BAGHDAD: Iraqi authorities have removed nearly 30 kilometers of concrete blast walls across Baghdad in the last six months, mostly around the capital’s high-security Green Zone, a senior official told AFP.
Since the US-led invasion of Iraq in 2003, T-walls — thick barriers about six meters tall and one meter wide — have surrounded potential targets of car bombs or other attacks.
When premier Adel Abdel Mahdi came to power last year, he promised to remove barriers, checkpoints and other security measures to make Baghdad easier to navigate.
“Over the last six months, we removed 18,000 T-walls in Baghdad, including 14,000 in the Green Zone alone,” said Staff Lt. Gen. Mohammed Al-Bayati, the PM’s top military adviser.
Hundreds of the security checkpoints that contributed to Baghdad’s notorious traffic jams have also been removed.
And according to the Baghdad municipality, 600 streets that had been closed off to public access have been opened in the last six months.

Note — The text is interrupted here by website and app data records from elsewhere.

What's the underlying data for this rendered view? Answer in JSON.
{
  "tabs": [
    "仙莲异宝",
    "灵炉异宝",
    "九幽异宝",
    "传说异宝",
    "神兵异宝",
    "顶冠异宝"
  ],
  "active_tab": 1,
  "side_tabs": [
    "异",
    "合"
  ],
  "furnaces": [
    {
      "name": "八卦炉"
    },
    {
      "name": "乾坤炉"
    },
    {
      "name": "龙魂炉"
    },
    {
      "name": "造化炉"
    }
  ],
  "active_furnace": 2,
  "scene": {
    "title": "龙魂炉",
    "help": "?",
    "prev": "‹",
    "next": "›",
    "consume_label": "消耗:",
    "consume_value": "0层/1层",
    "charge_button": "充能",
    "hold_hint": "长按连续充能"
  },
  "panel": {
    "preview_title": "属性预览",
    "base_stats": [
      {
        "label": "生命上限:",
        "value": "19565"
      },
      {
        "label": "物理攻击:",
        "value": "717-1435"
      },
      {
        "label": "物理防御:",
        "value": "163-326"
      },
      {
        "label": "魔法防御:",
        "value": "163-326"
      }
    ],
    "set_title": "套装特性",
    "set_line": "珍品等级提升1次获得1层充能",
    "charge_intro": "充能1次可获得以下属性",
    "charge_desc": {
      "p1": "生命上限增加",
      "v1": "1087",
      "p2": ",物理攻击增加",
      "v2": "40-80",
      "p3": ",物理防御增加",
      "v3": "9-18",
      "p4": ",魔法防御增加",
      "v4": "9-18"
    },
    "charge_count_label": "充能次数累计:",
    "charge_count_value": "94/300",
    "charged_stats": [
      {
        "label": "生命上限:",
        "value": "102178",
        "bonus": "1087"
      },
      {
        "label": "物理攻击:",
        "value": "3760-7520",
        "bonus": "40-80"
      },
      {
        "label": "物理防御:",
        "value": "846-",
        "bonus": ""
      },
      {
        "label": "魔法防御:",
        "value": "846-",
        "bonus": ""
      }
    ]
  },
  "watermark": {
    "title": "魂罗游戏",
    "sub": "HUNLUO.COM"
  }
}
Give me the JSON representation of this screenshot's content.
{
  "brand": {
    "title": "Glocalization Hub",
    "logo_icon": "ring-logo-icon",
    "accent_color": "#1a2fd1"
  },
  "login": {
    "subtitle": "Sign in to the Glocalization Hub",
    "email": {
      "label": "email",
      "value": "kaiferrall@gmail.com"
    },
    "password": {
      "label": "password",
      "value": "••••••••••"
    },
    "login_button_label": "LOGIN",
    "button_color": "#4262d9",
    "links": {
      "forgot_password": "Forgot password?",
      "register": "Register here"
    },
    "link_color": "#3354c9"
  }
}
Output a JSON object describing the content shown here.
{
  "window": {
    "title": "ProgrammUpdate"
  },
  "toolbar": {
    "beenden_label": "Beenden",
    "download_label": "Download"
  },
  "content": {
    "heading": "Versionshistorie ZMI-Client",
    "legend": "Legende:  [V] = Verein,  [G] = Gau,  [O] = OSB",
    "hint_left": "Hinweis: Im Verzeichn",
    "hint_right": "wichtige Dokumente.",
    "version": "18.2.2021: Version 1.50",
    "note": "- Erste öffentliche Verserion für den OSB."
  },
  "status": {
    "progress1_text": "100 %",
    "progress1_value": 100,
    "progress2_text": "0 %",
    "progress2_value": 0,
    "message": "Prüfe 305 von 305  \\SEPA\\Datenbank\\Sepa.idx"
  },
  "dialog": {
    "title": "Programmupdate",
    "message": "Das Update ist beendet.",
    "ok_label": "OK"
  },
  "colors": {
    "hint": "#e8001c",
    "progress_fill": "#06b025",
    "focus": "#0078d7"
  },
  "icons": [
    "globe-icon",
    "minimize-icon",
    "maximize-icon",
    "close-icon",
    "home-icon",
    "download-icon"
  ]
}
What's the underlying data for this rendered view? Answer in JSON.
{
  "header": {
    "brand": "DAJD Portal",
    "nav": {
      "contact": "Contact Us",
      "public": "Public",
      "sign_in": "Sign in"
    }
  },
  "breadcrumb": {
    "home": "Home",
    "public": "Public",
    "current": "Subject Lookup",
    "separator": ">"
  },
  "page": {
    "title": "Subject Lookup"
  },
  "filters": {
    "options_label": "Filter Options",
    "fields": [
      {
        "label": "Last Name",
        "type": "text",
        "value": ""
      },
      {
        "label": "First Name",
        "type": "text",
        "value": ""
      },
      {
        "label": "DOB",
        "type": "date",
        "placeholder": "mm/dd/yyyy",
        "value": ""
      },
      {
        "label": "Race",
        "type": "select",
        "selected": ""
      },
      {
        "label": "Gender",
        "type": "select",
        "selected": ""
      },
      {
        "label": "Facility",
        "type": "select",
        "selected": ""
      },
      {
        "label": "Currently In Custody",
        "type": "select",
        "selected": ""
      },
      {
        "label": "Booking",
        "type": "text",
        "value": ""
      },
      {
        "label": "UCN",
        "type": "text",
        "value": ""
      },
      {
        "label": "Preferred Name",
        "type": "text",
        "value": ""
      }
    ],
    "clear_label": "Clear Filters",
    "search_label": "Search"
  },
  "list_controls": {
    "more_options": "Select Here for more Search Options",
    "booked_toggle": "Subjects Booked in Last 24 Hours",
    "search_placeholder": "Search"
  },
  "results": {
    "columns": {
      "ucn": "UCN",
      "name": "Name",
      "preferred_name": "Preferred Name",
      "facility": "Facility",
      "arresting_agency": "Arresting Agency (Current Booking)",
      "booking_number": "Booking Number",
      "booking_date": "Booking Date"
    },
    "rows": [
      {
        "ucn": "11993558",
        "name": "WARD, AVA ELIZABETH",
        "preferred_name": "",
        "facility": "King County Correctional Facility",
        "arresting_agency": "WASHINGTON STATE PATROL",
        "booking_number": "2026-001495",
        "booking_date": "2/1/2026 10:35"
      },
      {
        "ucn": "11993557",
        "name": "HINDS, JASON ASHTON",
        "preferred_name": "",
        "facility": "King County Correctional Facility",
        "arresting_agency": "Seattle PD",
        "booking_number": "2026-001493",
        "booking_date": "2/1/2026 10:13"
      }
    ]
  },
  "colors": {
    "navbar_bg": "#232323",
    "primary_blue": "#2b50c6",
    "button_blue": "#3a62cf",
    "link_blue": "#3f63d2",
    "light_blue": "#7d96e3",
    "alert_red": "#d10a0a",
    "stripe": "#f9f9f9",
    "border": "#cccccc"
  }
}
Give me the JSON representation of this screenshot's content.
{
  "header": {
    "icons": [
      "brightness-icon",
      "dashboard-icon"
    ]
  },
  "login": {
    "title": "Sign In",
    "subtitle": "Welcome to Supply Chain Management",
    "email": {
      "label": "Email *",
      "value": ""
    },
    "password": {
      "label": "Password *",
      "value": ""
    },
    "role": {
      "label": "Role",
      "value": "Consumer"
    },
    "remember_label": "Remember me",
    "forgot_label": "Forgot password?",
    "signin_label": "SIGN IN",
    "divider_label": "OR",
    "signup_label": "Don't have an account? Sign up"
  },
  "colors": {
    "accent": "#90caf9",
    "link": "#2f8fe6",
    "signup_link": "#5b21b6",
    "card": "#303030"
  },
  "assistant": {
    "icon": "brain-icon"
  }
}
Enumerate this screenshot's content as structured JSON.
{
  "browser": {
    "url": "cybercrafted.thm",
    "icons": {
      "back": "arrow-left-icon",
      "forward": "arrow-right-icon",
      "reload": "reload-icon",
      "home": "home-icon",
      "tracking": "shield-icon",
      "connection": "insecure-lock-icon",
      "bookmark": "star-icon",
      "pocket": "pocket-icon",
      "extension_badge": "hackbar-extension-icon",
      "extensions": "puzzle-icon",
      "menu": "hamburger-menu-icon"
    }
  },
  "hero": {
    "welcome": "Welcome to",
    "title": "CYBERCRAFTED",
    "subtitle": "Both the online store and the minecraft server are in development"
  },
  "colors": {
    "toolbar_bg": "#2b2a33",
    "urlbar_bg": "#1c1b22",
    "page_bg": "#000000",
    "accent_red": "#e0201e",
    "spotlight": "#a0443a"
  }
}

Among them are key routes crossing through Baghdad’s Green Zone, the enclave where government buildings, UN agencies and embassies including the US and UK missions are based.
It was long inaccessible to most Iraqis until an order from Abdel Mahdi last year, and families can now be seen picking their way across its manicured parks for sunset pictures.
Iraq is living a rare period of calm after consecutive decades of violence, which for Baghdad peaked during the sectarian battles from 2006 to 2008.
It was followed, in 2014, by Daesh’s sweep across a third of the country and a three-year battle to oust the militants from their urban strongholds.
The group still wages hit-and-run attacks against Iraqi security forces and government targets, and Baghdad’s authorities are on high alert.
Thousands of the removed T-walls have been placed on Baghdad’s outskirts to prevent infiltration by Daesh sleeper cells, according to Bayati.